**DESCRIPTION OF THE TASK**
Please give the data again in full, exactly as provided.

**RECORDS TO PROCESS**
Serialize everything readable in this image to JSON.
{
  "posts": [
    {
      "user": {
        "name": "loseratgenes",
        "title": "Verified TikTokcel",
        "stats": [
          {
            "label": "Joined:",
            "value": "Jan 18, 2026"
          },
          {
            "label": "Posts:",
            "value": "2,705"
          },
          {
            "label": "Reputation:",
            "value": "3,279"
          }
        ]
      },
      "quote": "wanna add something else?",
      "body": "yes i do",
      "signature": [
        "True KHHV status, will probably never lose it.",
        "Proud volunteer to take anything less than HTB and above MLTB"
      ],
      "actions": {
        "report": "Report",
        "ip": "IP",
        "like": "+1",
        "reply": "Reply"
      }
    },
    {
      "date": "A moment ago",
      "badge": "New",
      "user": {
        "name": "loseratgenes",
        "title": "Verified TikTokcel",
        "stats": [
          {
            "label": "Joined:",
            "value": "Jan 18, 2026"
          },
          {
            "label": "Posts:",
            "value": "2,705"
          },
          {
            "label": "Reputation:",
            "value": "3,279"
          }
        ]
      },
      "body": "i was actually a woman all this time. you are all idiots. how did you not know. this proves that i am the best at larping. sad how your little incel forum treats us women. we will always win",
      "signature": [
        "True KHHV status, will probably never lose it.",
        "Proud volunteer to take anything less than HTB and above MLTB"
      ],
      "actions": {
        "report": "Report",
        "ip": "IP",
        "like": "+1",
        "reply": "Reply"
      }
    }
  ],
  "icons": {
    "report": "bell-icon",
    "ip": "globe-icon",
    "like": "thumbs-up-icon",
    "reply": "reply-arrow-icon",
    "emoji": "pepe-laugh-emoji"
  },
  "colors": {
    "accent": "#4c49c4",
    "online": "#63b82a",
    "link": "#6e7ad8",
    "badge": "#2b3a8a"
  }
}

**ANSWER SECTION**
Serialize everything readable in this image to JSON.
{
  "posts": [
    {
      "user": {
        "name": "loseratgenes",
        "title": "Verified TikTokcel",
        "stats": [
          {
            "label": "Joined:",
            "value": "Jan 18, 2026"
          },
          {
            "label": "Posts:",
            "value": "2,705"
          },
          {
            "label": "Reputation:",
            "value": "3,279"
          }
        ]
      },
      "quote": "wanna add something else?",
      "body": "yes i do",
      "signature": [
        "True KHHV status, will probably never lose it.",
        "Proud volunteer to take anything less than HTB and above MLTB"
      ],
      "actions": {
        "report": "Report",
        "ip": "IP",
        "like": "+1",
        "reply": "Reply"
      }
    },
    {
      "date": "A moment ago",
      "badge": "New",
      "user": {
        "name": "loseratgenes",
        "title": "Verified TikTokcel",
        "stats": [
          {
            "label": "Joined:",
            "value": "Jan 18, 2026"
          },
          {
            "label": "Posts:",
            "value": "2,705"
          },
          {
            "label": "Reputation:",
            "value": "3,279"
          }
        ]
      },
      "body": "i was actually a woman all this time. you are all idiots. how did you not know. this proves that i am the best at larping. sad how your little incel forum treats us women. we will always win",
      "signature": [
        "True KHHV status, will probably never lose it.",
        "Proud volunteer to take anything less than HTB and above MLTB"
      ],
      "actions": {
        "report": "Report",
        "ip": "IP",
        "like": "+1",
        "reply": "Reply"
      }
    }
  ],
  "icons": {
    "report": "bell-icon",
    "ip": "globe-icon",
    "like": "thumbs-up-icon",
    "reply": "reply-arrow-icon",
    "emoji": "pepe-laugh-emoji"
  },
  "colors": {
    "accent": "#4c49c4",
    "online": "#63b82a",
    "link": "#6e7ad8",
    "badge": "#2b3a8a"
  }
}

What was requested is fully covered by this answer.